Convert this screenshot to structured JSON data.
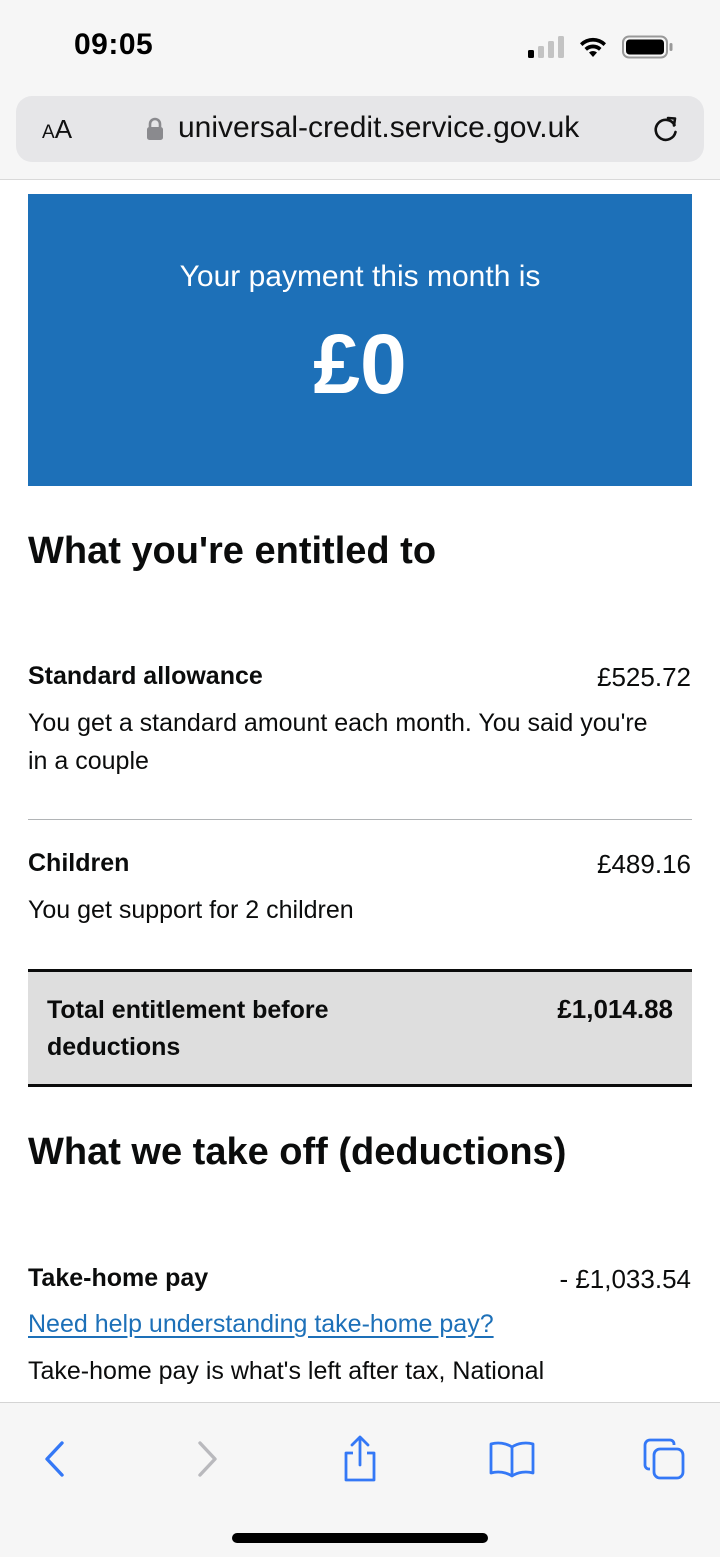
{
  "status_bar": {
    "time": "09:05"
  },
  "browser": {
    "text_size_label_small": "A",
    "text_size_label_large": "A",
    "url": "universal-credit.service.gov.uk"
  },
  "payment": {
    "label": "Your payment this month is",
    "amount": "£0"
  },
  "entitlement": {
    "heading": "What you're entitled to",
    "items": [
      {
        "title": "Standard allowance",
        "value": "£525.72",
        "description": "You get a standard amount each month. You said you're in a couple"
      },
      {
        "title": "Children",
        "value": "£489.16",
        "description": "You get support for 2 children"
      }
    ],
    "total_label": "Total entitlement before deductions",
    "total_value": "£1,014.88"
  },
  "deductions": {
    "heading": "What we take off (deductions)",
    "items": [
      {
        "title": "Take-home pay",
        "value": "- £1,033.54",
        "help_link": "Need help understanding take-home pay?",
        "description": "Take-home pay is what's left after tax, National"
      }
    ]
  },
  "colors": {
    "panel_blue": "#1d70b8",
    "link_blue": "#1d70b8",
    "ios_blue": "#3478f6",
    "text": "#0b0c0c",
    "total_background": "#dedede"
  },
  "toolbar": {
    "icons": [
      "back-icon",
      "forward-icon",
      "share-icon",
      "bookmarks-icon",
      "tabs-icon"
    ]
  }
}
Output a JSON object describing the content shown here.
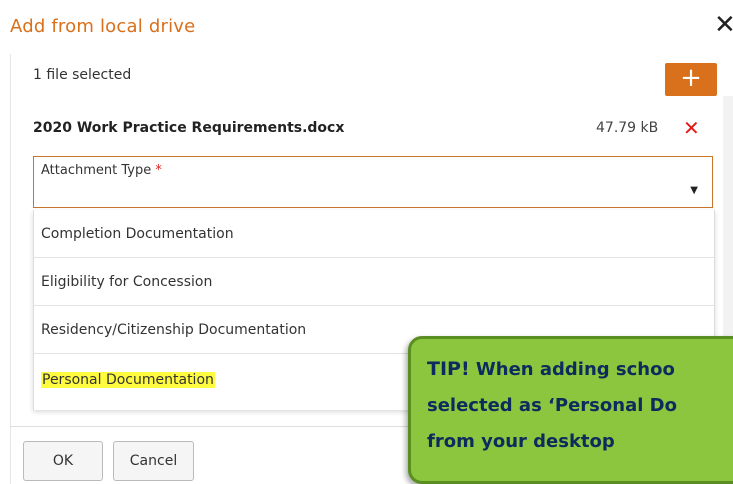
{
  "dialog": {
    "title": "Add from local drive",
    "close_glyph": "✕",
    "file_count": "1 file selected",
    "add_glyph": "+",
    "file": {
      "name": "2020 Work Practice Requirements.docx",
      "size": "47.79 kB",
      "remove_glyph": "✕"
    },
    "attachment_type": {
      "label": "Attachment Type",
      "required_mark": "*",
      "caret": "▼"
    },
    "options": [
      "Completion Documentation",
      "Eligibility for Concession",
      "Residency/Citizenship Documentation",
      "Personal Documentation"
    ],
    "buttons": {
      "ok": "OK",
      "cancel": "Cancel"
    }
  },
  "tip": {
    "prefix": "TIP!",
    "line1": "When adding schoo",
    "line2": "selected as ‘Personal Do",
    "line3": "from your desktop"
  },
  "colors": {
    "accent": "#d9701b",
    "remove": "#e01b1b",
    "highlight": "#fffc3f",
    "tip_bg": "#8cc63e",
    "tip_text": "#0d2b5c"
  },
  "icons": {
    "close": "close-icon",
    "add": "plus-icon",
    "remove": "remove-x-icon",
    "caret": "caret-down-icon"
  }
}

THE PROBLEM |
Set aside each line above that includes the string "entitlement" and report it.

ANSWER SPACE |
  "entitlement": {
    "total_label": "Total entitlement before deductions",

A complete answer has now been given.